### WHAT YOU SHOULD DO:
Bring together every line in the data that includes "label".

Items from an interface collection:
---------------

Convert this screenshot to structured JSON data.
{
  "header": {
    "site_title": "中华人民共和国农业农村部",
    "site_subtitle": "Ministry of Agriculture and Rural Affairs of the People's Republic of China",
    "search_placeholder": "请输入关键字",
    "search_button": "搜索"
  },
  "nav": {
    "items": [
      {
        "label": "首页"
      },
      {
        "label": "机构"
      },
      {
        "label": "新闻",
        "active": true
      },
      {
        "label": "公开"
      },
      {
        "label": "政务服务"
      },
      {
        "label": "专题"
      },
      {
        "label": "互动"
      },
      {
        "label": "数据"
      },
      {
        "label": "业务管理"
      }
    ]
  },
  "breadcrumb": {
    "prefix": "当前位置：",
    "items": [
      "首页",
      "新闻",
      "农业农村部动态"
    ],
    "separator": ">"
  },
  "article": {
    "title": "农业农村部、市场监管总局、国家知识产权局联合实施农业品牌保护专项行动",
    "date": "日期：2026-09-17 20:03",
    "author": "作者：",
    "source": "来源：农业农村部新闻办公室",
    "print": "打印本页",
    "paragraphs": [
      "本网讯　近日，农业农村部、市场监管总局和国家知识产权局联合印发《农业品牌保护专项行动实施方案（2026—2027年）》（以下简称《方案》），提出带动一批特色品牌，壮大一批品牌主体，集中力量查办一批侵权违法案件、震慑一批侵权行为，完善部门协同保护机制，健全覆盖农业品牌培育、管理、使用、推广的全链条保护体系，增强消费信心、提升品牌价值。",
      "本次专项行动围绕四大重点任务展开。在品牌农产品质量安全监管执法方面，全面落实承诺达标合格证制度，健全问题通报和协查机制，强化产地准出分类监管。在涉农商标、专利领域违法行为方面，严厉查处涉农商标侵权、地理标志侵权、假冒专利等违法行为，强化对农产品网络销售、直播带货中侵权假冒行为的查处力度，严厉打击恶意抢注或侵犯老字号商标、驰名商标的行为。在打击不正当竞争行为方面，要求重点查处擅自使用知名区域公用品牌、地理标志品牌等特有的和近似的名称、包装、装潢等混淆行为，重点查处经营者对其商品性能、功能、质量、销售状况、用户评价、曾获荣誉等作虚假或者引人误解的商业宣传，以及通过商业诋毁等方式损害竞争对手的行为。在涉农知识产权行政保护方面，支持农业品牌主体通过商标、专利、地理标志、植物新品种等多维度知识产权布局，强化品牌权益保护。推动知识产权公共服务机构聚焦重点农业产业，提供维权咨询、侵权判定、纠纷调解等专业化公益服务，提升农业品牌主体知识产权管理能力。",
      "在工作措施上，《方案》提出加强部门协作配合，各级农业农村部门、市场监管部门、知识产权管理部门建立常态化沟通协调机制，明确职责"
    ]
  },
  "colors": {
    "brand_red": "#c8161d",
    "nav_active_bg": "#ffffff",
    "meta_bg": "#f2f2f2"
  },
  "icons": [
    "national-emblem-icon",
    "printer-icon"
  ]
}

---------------

### REPLY:
        "label": "首页"
        "label": "机构"
        "label": "新闻",
        "label": "公开"
        "label": "政务服务"
        "label": "专题"
        "label": "互动"
        "label": "数据"
        "label": "业务管理"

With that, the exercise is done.